• **Directions**
Copy out the material in full. Leave every line as it is.

*** Input ***

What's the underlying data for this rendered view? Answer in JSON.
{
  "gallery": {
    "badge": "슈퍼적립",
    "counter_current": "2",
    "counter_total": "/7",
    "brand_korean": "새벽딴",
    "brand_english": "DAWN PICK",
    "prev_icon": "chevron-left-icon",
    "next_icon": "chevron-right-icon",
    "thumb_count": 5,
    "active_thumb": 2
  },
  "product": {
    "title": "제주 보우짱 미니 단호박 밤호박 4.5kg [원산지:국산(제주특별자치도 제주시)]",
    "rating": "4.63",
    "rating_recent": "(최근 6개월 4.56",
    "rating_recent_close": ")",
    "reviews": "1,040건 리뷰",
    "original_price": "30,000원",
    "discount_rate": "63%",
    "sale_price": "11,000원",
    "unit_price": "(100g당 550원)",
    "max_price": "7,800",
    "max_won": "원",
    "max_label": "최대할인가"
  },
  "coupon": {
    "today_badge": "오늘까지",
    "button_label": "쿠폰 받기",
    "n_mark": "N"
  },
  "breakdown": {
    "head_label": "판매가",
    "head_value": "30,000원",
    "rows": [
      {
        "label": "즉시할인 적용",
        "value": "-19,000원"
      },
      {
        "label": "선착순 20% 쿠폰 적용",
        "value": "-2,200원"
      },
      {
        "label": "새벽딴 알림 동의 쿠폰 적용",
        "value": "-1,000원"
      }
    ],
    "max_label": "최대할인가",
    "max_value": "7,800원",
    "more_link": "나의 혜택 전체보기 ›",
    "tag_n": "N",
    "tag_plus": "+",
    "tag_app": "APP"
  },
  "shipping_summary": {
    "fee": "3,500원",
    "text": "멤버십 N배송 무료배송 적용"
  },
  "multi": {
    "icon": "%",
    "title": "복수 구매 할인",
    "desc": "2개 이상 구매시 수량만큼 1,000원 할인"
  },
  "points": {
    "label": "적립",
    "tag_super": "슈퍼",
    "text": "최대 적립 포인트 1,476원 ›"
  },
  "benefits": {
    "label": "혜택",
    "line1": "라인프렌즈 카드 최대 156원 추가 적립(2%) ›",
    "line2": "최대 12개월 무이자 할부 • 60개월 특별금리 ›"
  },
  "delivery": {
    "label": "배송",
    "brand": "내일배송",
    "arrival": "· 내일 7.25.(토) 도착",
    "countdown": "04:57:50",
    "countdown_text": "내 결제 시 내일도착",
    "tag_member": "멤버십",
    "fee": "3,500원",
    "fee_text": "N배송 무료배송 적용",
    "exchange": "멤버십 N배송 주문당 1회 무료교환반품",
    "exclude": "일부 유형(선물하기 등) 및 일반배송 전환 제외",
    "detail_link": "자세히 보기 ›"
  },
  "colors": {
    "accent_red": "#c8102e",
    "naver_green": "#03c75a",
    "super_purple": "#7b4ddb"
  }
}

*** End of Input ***

• **Written response**
What's the underlying data for this rendered view? Answer in JSON.
{
  "gallery": {
    "badge": "슈퍼적립",
    "counter_current": "2",
    "counter_total": "/7",
    "brand_korean": "새벽딴",
    "brand_english": "DAWN PICK",
    "prev_icon": "chevron-left-icon",
    "next_icon": "chevron-right-icon",
    "thumb_count": 5,
    "active_thumb": 2
  },
  "product": {
    "title": "제주 보우짱 미니 단호박 밤호박 4.5kg [원산지:국산(제주특별자치도 제주시)]",
    "rating": "4.63",
    "rating_recent": "(최근 6개월 4.56",
    "rating_recent_close": ")",
    "reviews": "1,040건 리뷰",
    "original_price": "30,000원",
    "discount_rate": "63%",
    "sale_price": "11,000원",
    "unit_price": "(100g당 550원)",
    "max_price": "7,800",
    "max_won": "원",
    "max_label": "최대할인가"
  },
  "coupon": {
    "today_badge": "오늘까지",
    "button_label": "쿠폰 받기",
    "n_mark": "N"
  },
  "breakdown": {
    "head_label": "판매가",
    "head_value": "30,000원",
    "rows": [
      {
        "label": "즉시할인 적용",
        "value": "-19,000원"
      },
      {
        "label": "선착순 20% 쿠폰 적용",
        "value": "-2,200원"
      },
      {
        "label": "새벽딴 알림 동의 쿠폰 적용",
        "value": "-1,000원"
      }
    ],
    "max_label": "최대할인가",
    "max_value": "7,800원",
    "more_link": "나의 혜택 전체보기 ›",
    "tag_n": "N",
    "tag_plus": "+",
    "tag_app": "APP"
  },
  "shipping_summary": {
    "fee": "3,500원",
    "text": "멤버십 N배송 무료배송 적용"
  },
  "multi": {
    "icon": "%",
    "title": "복수 구매 할인",
    "desc": "2개 이상 구매시 수량만큼 1,000원 할인"
  },
  "points": {
    "label": "적립",
    "tag_super": "슈퍼",
    "text": "최대 적립 포인트 1,476원 ›"
  },
  "benefits": {
    "label": "혜택",
    "line1": "라인프렌즈 카드 최대 156원 추가 적립(2%) ›",
    "line2": "최대 12개월 무이자 할부 • 60개월 특별금리 ›"
  },
  "delivery": {
    "label": "배송",
    "brand": "내일배송",
    "arrival": "· 내일 7.25.(토) 도착",
    "countdown": "04:57:50",
    "countdown_text": "내 결제 시 내일도착",
    "tag_member": "멤버십",
    "fee": "3,500원",
    "fee_text": "N배송 무료배송 적용",
    "exchange": "멤버십 N배송 주문당 1회 무료교환반품",
    "exclude": "일부 유형(선물하기 등) 및 일반배송 전환 제외",
    "detail_link": "자세히 보기 ›"
  },
  "colors": {
    "accent_red": "#c8102e",
    "naver_green": "#03c75a",
    "super_purple": "#7b4ddb"
  }
}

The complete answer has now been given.